M918.104.22.168-2 | Smoking cap and suspenders
Gift of Mrs. Gordon Dorey
© McCord Museum
Keywords: Ensemble (8)
Keys to History
Smoking caps were among the most popular accessories embroidered by bourgeois women as gifts.
Women's magazines featured needlework patterns for caps, slippers and many other accessories. Colourful accessories, including patterned dressing gowns, had been worn by European men since the 16th century, when trade with the East brought exotic luxuries such as rich silks to Europe.

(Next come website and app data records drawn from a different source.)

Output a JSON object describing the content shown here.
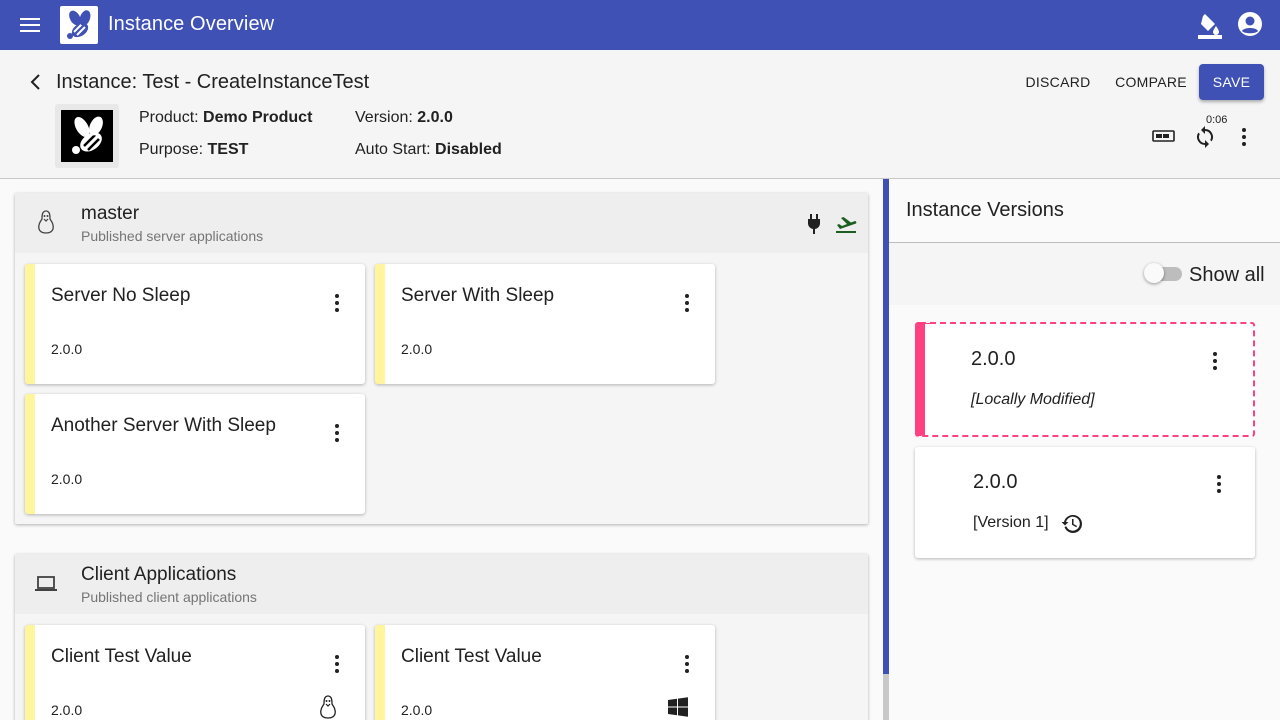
{
  "app": {
    "title": "Instance Overview"
  },
  "header": {
    "title": "Instance: Test - CreateInstanceTest",
    "discard_label": "DISCARD",
    "compare_label": "COMPARE",
    "save_label": "SAVE",
    "product_label": "Product:",
    "product_value": "Demo Product",
    "purpose_label": "Purpose:",
    "purpose_value": "TEST",
    "version_label": "Version:",
    "version_value": "2.0.0",
    "autostart_label": "Auto Start:",
    "autostart_value": "Disabled",
    "timer": "0:06"
  },
  "nodes": [
    {
      "title": "master",
      "subtitle": "Published server applications",
      "icon": "linux-icon",
      "apps": [
        {
          "name": "Server No Sleep",
          "version": "2.0.0"
        },
        {
          "name": "Server With Sleep",
          "version": "2.0.0"
        },
        {
          "name": "Another Server With Sleep",
          "version": "2.0.0"
        }
      ]
    },
    {
      "title": "Client Applications",
      "subtitle": "Published client applications",
      "icon": "laptop-icon",
      "apps": [
        {
          "name": "Client Test Value",
          "version": "2.0.0",
          "os": "linux-icon"
        },
        {
          "name": "Client Test Value",
          "version": "2.0.0",
          "os": "windows-icon"
        }
      ]
    }
  ],
  "versions_panel": {
    "title": "Instance Versions",
    "show_all_label": "Show all",
    "show_all": false,
    "versions": [
      {
        "version": "2.0.0",
        "note": "[Locally Modified]",
        "modified": true
      },
      {
        "version": "2.0.0",
        "note": "[Version 1]",
        "modified": false
      }
    ]
  },
  "colors": {
    "primary": "#3f51b5",
    "accent": "#ff4081",
    "app_stripe": "#fff59d",
    "action_green": "#1b5e20"
  }
}
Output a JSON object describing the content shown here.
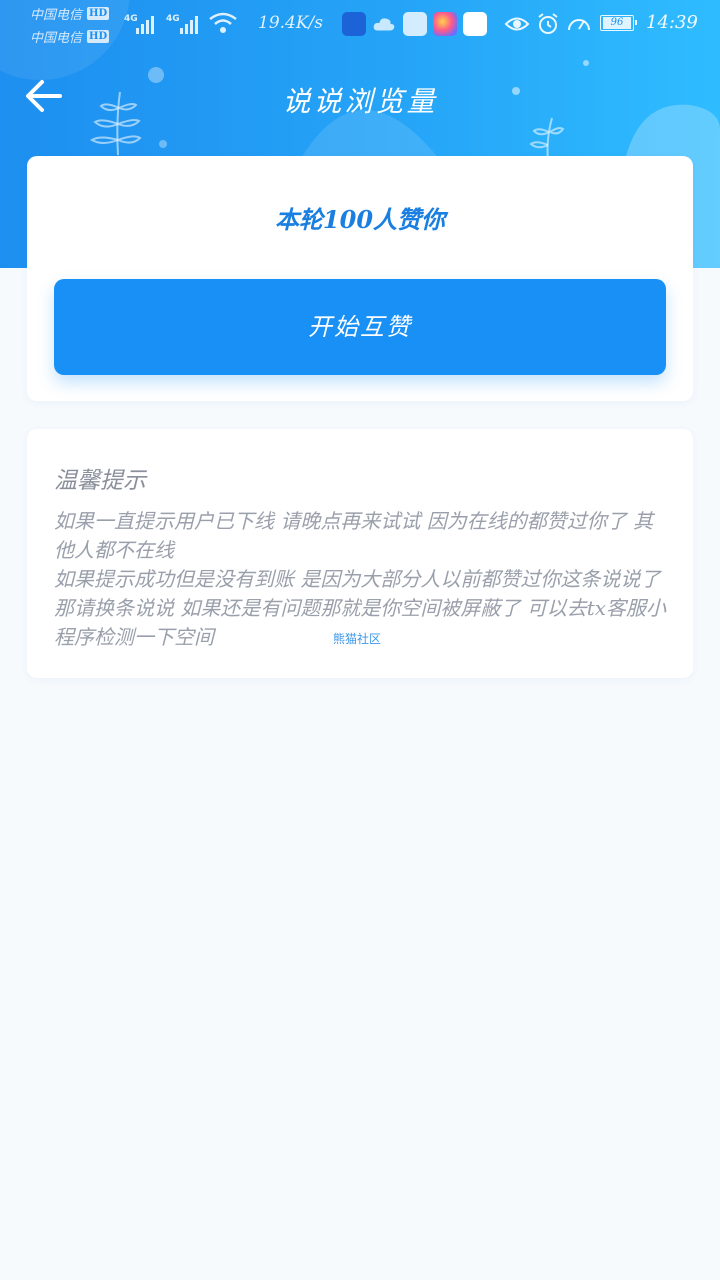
{
  "status_bar": {
    "carrier_1": "中国电信",
    "carrier_2": "中国电信",
    "hd_badge": "HD",
    "network_type": "4G",
    "net_speed": "19.4K/s",
    "battery_level": "96",
    "time": "14:39",
    "icons": [
      "signal-icon",
      "wifi-icon",
      "app-icon",
      "cloud-icon",
      "delivery-icon",
      "colorful-app-icon",
      "square-app-icon",
      "eye-icon",
      "alarm-icon",
      "speed-icon",
      "battery-icon"
    ]
  },
  "header": {
    "title": "说说浏览量",
    "back_icon": "arrow-left-icon"
  },
  "main_card": {
    "round_text": "本轮100人赞你",
    "start_button": "开始互赞"
  },
  "tips": {
    "title": "温馨提示",
    "lines": [
      "如果一直提示用户已下线 请晚点再来试试 因为在线的都赞过你了 其他人都不在线",
      "如果提示成功但是没有到账 是因为大部分人以前都赞过你这条说说了 那请换条说说 如果还是有问题那就是你空间被屏蔽了 可以去tx客服小程序检测一下空间"
    ],
    "watermark": "熊猫社区"
  },
  "colors": {
    "header_gradient_start": "#1d8ff0",
    "header_gradient_end": "#2fbcff",
    "primary_button": "#1890f5",
    "round_text": "#1a7fe0",
    "page_background": "#f6fafd"
  }
}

Most upper-class Victorian homes had a "smoking room" where men could relax and enjoy the pleasures of a cigar and a brandy without offending the ladies of the house. The smoking cap protected a man's hair from the lingering aroma of tobacco.
The smoking cap and suspenders are hand-embroidered in silk on silk satin.
Smoking did not first take place out of doors, but only in boudoirs or special rooms. The first cigarette clubs were opened in the mid-1800s.
Caps and accessories were used not only in smoking sessions, but also for travelling in public railway carriages and steamship cabins, where there might have been smoke, cinders and dirt.
Smoking was linked with the male domains of the study, library or club - private and exclusive spaces where men were free of their dull, daily clothing.